** Listed records follows **
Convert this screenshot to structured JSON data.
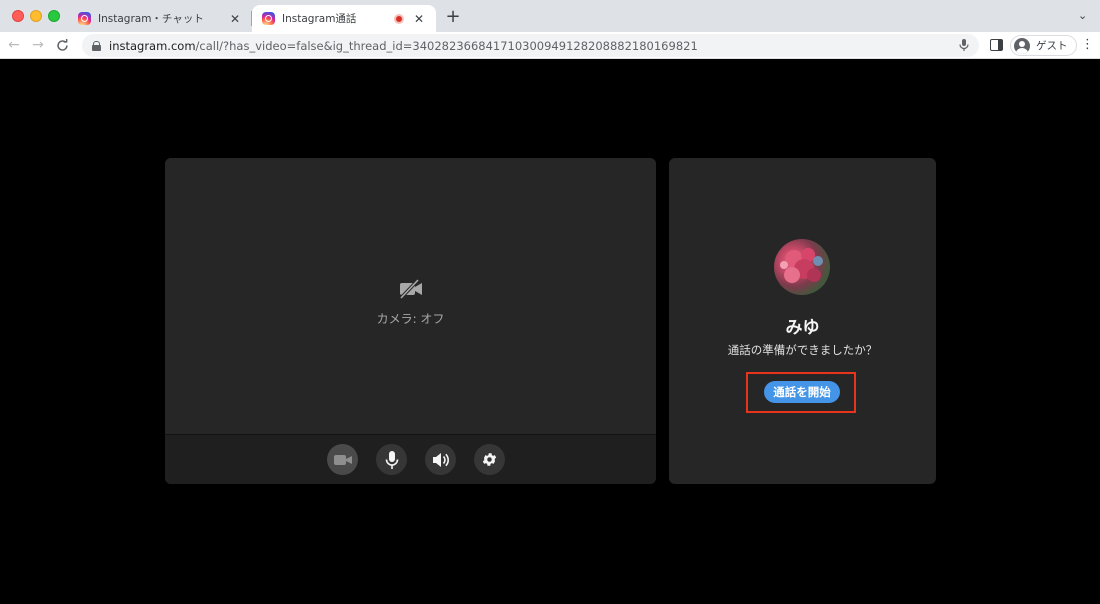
{
  "browser": {
    "tabs": [
      {
        "title": "Instagram・チャット",
        "active": false
      },
      {
        "title": "Instagram通話",
        "active": true,
        "recording": true
      }
    ],
    "url": {
      "host": "instagram.com",
      "path": "/call/?has_video=false&ig_thread_id=340282366841710300949128208882180169821"
    },
    "profile_label": "ゲスト"
  },
  "video": {
    "camera_status": "カメラ: オフ",
    "controls": [
      "video-camera-icon",
      "microphone-icon",
      "speaker-icon",
      "settings-gear-icon"
    ]
  },
  "call": {
    "callee_name": "みゆ",
    "prompt": "通話の準備ができましたか？",
    "start_button": "通話を開始"
  },
  "colors": {
    "accent": "#4494e8",
    "highlight": "#e8331d",
    "panel": "#262626",
    "background": "#000000"
  }
}
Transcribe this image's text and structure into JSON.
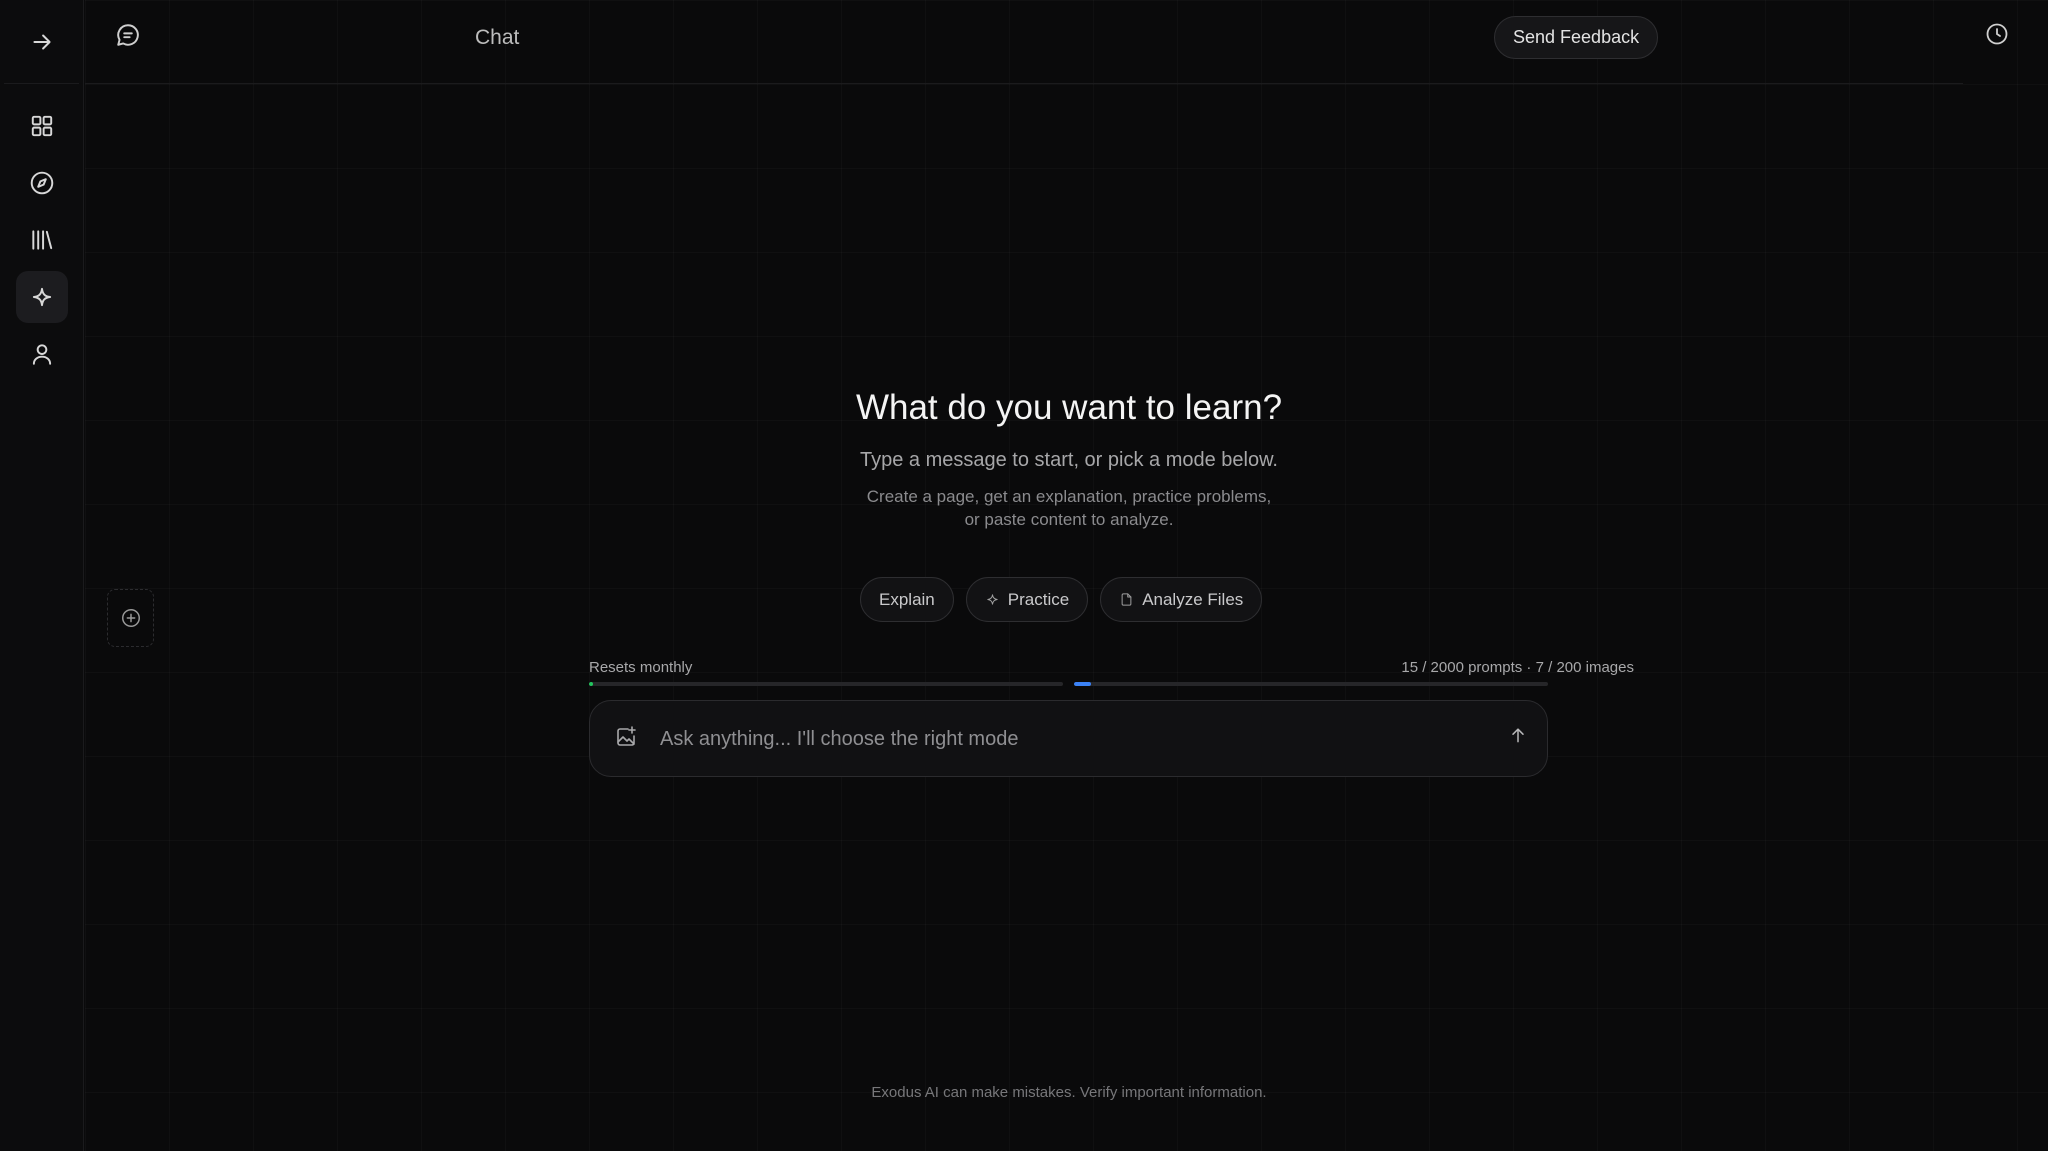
{
  "sidebar": {
    "toggle_icon": "arrow-right-icon",
    "items": [
      {
        "name": "dashboard",
        "icon": "grid-icon",
        "active": false
      },
      {
        "name": "explore",
        "icon": "compass-icon",
        "active": false
      },
      {
        "name": "library",
        "icon": "library-icon",
        "active": false
      },
      {
        "name": "ai-chat",
        "icon": "sparkle-icon",
        "active": true
      },
      {
        "name": "profile",
        "icon": "user-icon",
        "active": false
      }
    ]
  },
  "header": {
    "title": "Chat",
    "feedback_label": "Send Feedback"
  },
  "hero": {
    "title": "What do you want to learn?",
    "subtitle": "Type a message to start, or pick a mode below.",
    "description": "Create a page, get an explanation, practice problems, or paste content to analyze."
  },
  "modes": [
    {
      "label": "Explain",
      "icon": ""
    },
    {
      "label": "Practice",
      "icon": "sparkle-icon"
    },
    {
      "label": "Analyze Files",
      "icon": "file-icon"
    }
  ],
  "quota": {
    "reset_label": "Resets monthly",
    "usage_label": "15 / 2000 prompts · 7 / 200 images",
    "prompts_fraction": 0.0075,
    "images_fraction": 0.035,
    "prompts_color": "#22c55e",
    "images_color": "#3b82f6"
  },
  "input": {
    "placeholder": "Ask anything... I'll choose the right mode",
    "value": ""
  },
  "disclaimer": "Exodus AI can make mistakes. Verify important information."
}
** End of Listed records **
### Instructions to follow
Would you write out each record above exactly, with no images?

### Your solution
Convert this screenshot to structured JSON data.
{
  "browser": {
    "tabs": [
      {
        "title": "Instagram・チャット",
        "active": false
      },
      {
        "title": "Instagram通話",
        "active": true,
        "recording": true
      }
    ],
    "url": {
      "host": "instagram.com",
      "path": "/call/?has_video=false&ig_thread_id=340282366841710300949128208882180169821"
    },
    "profile_label": "ゲスト"
  },
  "video": {
    "camera_status": "カメラ: オフ",
    "controls": [
      "video-camera-icon",
      "microphone-icon",
      "speaker-icon",
      "settings-gear-icon"
    ]
  },
  "call": {
    "callee_name": "みゆ",
    "prompt": "通話の準備ができましたか？",
    "start_button": "通話を開始"
  },
  "colors": {
    "accent": "#4494e8",
    "highlight": "#e8331d",
    "panel": "#262626",
    "background": "#000000"
  }
}
Transcribe this image's text and structure into JSON.
{
  "sidebar": {
    "toggle_icon": "arrow-right-icon",
    "items": [
      {
        "name": "dashboard",
        "icon": "grid-icon",
        "active": false
      },
      {
        "name": "explore",
        "icon": "compass-icon",
        "active": false
      },
      {
        "name": "library",
        "icon": "library-icon",
        "active": false
      },
      {
        "name": "ai-chat",
        "icon": "sparkle-icon",
        "active": true
      },
      {
        "name": "profile",
        "icon": "user-icon",
        "active": false
      }
    ]
  },
  "header": {
    "title": "Chat",
    "feedback_label": "Send Feedback"
  },
  "hero": {
    "title": "What do you want to learn?",
    "subtitle": "Type a message to start, or pick a mode below.",
    "description": "Create a page, get an explanation, practice problems, or paste content to analyze."
  },
  "modes": [
    {
      "label": "Explain",
      "icon": ""
    },
    {
      "label": "Practice",
      "icon": "sparkle-icon"
    },
    {
      "label": "Analyze Files",
      "icon": "file-icon"
    }
  ],
  "quota": {
    "reset_label": "Resets monthly",
    "usage_label": "15 / 2000 prompts · 7 / 200 images",
    "prompts_fraction": 0.0075,
    "images_fraction": 0.035,
    "prompts_color": "#22c55e",
    "images_color": "#3b82f6"
  },
  "input": {
    "placeholder": "Ask anything... I'll choose the right mode",
    "value": ""
  },
  "disclaimer": "Exodus AI can make mistakes. Verify important information."
}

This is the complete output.